4. Going back to our personal field of expertise: As an economist majored in international trade, we would like to mention that the across-the-border exchange of goods is a positive phenomenon. In the “Animal” category of John’s table both in the cases of foods and energy, import is treated – if we understood it well – a kind of regrettable necessity. We think that even countries less endowed e.g. with energy resources could and can flourish quite well…
My treatment of self-sufficiency in water, food and energy as prerequisites for true national self-determination is heavily influenced by Thomas Aquinas’ similar conclusions in his monograph “De regno: On Kingship, to the King of Cyprus.” Aquinas weighs the advantages (greater wealth) and disadvantages (influence by foreign interests and reduced social cohesion) of international trade, but sensibly opposes autarky, which would forego all advantages, as impractical.
5. Our last critical remark refers to the political component of the index. John rightly states that political participation as expressed in voter turnout changed in the formerly socialist countries of Eastern and Central Europe after their transformation into “Western-type” democracies. However, if our memory does not deceit us, the turnout was much higher in those old days before the transition, since participation in the elections was then highly recommended. (And the word “recommended” is an outright understatement here.) We also all know that voter turnout has increased in the United States in the 21st century, and it was especially high in the 2020 presidential election. Apologies for our very last question: Is the American nation flourishing now better?
This is a fair criticism, but seems inherent in representative government, and is not improved by non-representative government. I think the main normative claim of this feature of the AAA Index is that representative government is superior to non-representative government, not that representative government has no flaws—which are certainly evident today in the United States. As Churchill is supposed to have said, it’s the worst form of government except for all the rest.
 It is difficult to translate the Greek chrematikos both concisely and accurately with a single English word. The concept refers to the acquisition of wealth that can be measured in money.

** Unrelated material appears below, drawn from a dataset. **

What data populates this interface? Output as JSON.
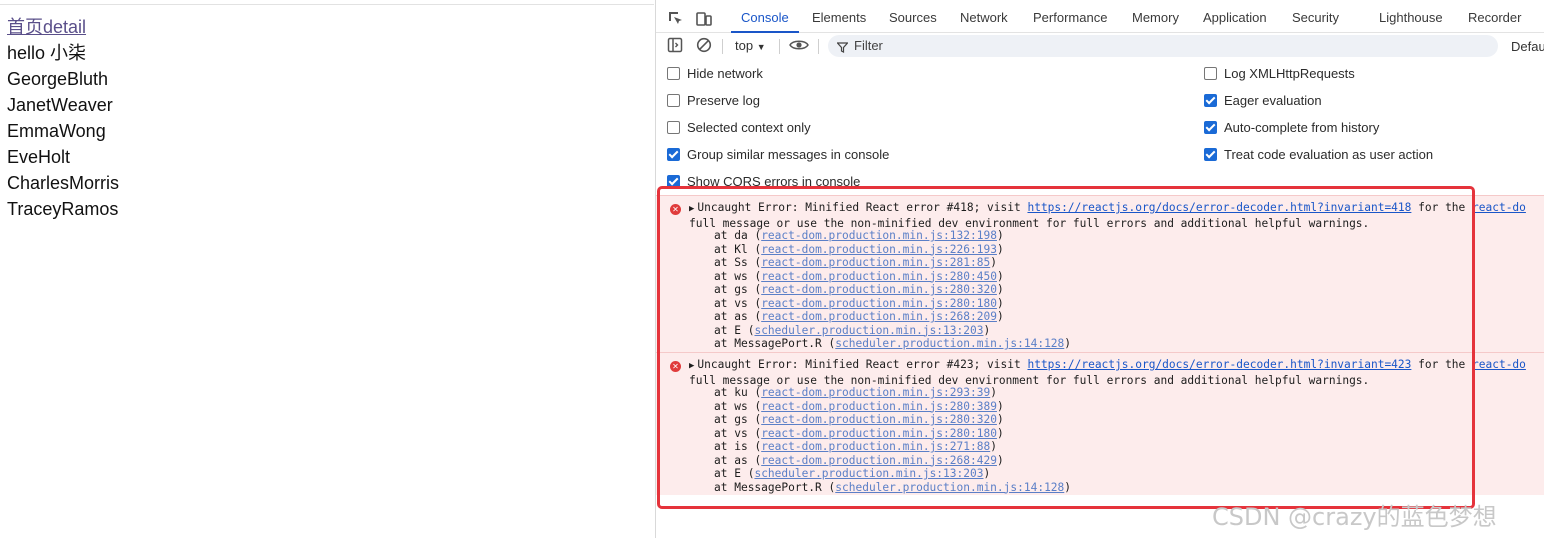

Aquinas, T.(1982]) On Kingship: To the King of Cyprus (Tr.) Gerald B. Phelan, (Toronto: Pontifical Institute of Medieval Studies, https://isidore.co/aquinas/DeRegno.htm (Original work published 1260-65.) Aquinas argued “men form a group for the purpose of living well together, and good life is virtuous life…. [Yet] it is not the ultimate end … to live virtuously, but through virtuous living to attain to the possession of God.”
 Presented at the 17th Annual Conference, Doctoral School of Economics, Business and Informatics, Corvinus University Budapest, 19 November 2021.
 Stiglitz, J.E., A. Sen and J.-P. Fitoussi (2009), Report by the Commission on the Measurement of Economic and Social Progress, http://ec.europa.eu/eurostat/documents/118025/118123/Fitoussi+Commission+report.
 [Mueller footnote: I used this chart to accompany a recent article in the New York Sun on the EPPC website: https://eppc.org/publication/time-to-reverse-the-curse-over-the-dollar/]